Community Research and Development Information Service - CORDIS

  • European Commission
  • Projects & Results Service
  • Periodic Reporting for period 1 - GREENLIGHT_REDCAT (Towards a Greener Reduction Chemistry by Using Cobalt Coordination Complexes as Catalysts and Light-driven Water Reduction as a Source of Reductive Equivalents)


Project ID: 648304
Funded under: H2020-EU.1.1.

Periodic Reporting for period 1 - GREENLIGHT_REDCAT (Towards a Greener Reduction Chemistry by Using Cobalt Coordination Complexes as Catalysts and Light-driven Water Reduction as a Source of Reductive Equivalents)

Reporting period: 2015-07-01 to 2016-12-31

Summary of the context and overall objectives of the project

A prerequisite for a future sustainable society is the development of alternative greener synthetic methods for the efficient production of chemicals without environmental harm. Among the different opportunities to this end, the use of freely accessible and widespread sunlight to drive reactions has become an ambitious but challenging approach. In this regard, the project aims to merge concepts at the edge of the emerging fields of water splitting, solar fuels and photo-redox catalysis by exploring the capacity of coordination complexes initially developed for water reduction to perform light-driven catalytic transformations of organic substrates. To this end, we will develop bio-inspired catalytic systems by some means mimic natural photosynthesis. The development of these effective catalysts requires a detailed understanding of the reaction mechanisms involved.

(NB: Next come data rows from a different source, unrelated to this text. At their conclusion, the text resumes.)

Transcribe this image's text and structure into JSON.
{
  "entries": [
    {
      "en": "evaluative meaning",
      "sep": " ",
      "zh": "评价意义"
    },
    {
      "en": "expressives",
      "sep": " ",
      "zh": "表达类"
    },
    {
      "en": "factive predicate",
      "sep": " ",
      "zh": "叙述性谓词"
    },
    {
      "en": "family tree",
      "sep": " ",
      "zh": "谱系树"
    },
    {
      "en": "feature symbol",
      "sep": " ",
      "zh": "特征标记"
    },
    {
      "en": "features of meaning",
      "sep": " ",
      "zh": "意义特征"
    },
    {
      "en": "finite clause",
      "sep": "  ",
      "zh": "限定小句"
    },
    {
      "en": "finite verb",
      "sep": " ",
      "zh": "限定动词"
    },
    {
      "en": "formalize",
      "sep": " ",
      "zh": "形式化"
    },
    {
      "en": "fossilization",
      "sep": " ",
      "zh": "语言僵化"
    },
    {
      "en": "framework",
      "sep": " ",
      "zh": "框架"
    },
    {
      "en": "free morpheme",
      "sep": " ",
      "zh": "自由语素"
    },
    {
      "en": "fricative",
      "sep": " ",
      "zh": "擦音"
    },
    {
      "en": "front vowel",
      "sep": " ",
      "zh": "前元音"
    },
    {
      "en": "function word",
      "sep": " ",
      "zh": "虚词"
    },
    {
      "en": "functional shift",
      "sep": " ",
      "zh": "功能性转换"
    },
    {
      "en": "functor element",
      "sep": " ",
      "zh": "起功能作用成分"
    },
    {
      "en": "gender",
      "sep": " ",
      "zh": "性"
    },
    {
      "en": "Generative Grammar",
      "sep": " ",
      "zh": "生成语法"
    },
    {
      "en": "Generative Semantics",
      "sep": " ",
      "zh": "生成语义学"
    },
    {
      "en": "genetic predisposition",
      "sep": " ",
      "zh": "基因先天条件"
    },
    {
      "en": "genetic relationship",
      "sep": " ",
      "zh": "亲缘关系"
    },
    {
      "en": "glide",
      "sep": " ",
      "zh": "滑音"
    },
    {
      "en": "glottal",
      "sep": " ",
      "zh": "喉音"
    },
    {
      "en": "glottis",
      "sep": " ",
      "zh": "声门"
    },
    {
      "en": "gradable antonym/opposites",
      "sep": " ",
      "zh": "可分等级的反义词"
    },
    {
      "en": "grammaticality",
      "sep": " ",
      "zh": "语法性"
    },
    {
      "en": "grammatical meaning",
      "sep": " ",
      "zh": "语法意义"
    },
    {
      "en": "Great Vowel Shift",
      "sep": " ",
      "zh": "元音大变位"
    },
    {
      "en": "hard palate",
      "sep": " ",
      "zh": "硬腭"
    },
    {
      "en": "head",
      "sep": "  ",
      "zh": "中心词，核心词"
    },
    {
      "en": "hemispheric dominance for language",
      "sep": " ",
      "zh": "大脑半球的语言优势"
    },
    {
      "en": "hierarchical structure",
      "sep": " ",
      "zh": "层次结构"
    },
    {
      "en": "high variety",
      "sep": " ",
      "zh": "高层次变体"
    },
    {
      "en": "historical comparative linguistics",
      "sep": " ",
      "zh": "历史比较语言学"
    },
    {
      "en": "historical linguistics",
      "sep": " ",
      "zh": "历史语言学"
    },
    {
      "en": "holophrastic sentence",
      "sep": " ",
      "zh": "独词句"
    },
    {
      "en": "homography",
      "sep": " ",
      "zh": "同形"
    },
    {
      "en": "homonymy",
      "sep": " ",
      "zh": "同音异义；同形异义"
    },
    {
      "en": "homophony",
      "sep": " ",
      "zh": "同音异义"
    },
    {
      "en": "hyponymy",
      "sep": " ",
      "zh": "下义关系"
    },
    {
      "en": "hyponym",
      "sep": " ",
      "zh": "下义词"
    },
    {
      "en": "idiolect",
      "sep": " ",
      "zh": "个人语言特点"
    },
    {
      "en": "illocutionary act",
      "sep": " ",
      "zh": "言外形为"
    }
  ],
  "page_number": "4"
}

The ultimate objective of the project is the development of new sustainable synthetic methods for greener selective catalytic reductions of organic substrates, without causing damage to the environment by chasing the use of visible light and water as sources of electrons and protons as reducing equivalents. We also aim for expanding the reactivity to a new methodology for electrophile-electrophile umpolung couplings by rational modification of the catalytic system from basic understating of the reactions. In addition, we will explore new strategies to control regioselectivity and/or enantioselectivity in photosynthetic transformations.

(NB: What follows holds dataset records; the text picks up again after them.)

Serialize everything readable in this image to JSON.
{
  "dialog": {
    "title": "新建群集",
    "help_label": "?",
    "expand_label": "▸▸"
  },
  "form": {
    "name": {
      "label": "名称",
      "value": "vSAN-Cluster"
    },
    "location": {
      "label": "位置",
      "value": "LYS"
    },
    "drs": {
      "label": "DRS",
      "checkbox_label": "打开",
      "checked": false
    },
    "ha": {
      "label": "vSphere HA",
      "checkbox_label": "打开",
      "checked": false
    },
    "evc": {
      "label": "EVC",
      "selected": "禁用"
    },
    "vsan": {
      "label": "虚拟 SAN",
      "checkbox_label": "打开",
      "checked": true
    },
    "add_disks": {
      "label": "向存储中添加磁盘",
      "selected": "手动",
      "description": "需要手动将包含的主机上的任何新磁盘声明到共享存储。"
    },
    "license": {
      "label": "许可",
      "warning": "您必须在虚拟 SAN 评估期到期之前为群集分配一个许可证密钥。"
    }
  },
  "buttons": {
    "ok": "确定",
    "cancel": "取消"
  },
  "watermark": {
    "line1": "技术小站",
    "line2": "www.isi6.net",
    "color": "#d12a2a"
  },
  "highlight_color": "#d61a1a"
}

Work performed from the beginning of the project to the end of the period covered by the report and main results achieved so far

We have developed new coordination complexes based on earth abundant elements and obtained artificial metalloenzymes. These new coordination complexes have been found high efficient catalysts that operates at fast reaction rates in several photocatalytic chemical transformations. For instance, our catalysts are highly active in the reduction of water to hydrogen and reduction of CO2 to fuels by using light as a source of energy. Moreover, we have also found that some of the developed catalysts are extraordinarily active in the photocatalytic reduction of ketones, aldehydes and olefins, obtaining extraordinary selectivities. In addition, we have also extended the reactivity to the activation of inert bonds in order to develop new methodologies for the synthesis of molecules with biological activity.
Fundamental understanding of the reactions Mechanistic studies on those complexes bring us to discover the non-innocent nature of the ligands used, as well as key intermediates of the catalytic cycle.

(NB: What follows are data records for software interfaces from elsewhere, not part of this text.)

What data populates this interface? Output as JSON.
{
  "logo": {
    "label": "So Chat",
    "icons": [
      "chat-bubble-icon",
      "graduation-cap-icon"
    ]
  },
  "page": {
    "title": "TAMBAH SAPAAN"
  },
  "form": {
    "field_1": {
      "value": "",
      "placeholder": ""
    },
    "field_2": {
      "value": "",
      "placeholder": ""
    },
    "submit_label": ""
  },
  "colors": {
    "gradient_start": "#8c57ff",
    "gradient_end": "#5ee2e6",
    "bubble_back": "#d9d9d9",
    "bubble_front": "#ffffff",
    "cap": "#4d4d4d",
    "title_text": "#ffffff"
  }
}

Progress beyond the state of the art and expected potential impact (including the socio-economic impact and the wider societal implications of the project so far)

"The chemical reactivity to be developed based on artificial photosynthetic schemes is presented in the long term as the "dreamed technology". This technology have the potential to be disruptive and open up newer and greener reductive chemical processes that only use water and light. In the long term and beyond the project, it is envisioned that the incorporation of artificial photosynthetic schemes for the synthesis of chemicals and fuels will incite a change of the current industrial, society and energy paradigm."
Record Number: 196488 / Last updated on: 2017-03-29
Follow us on: RSS Facebook Twitter YouTube Managed by the EU Publications Office Top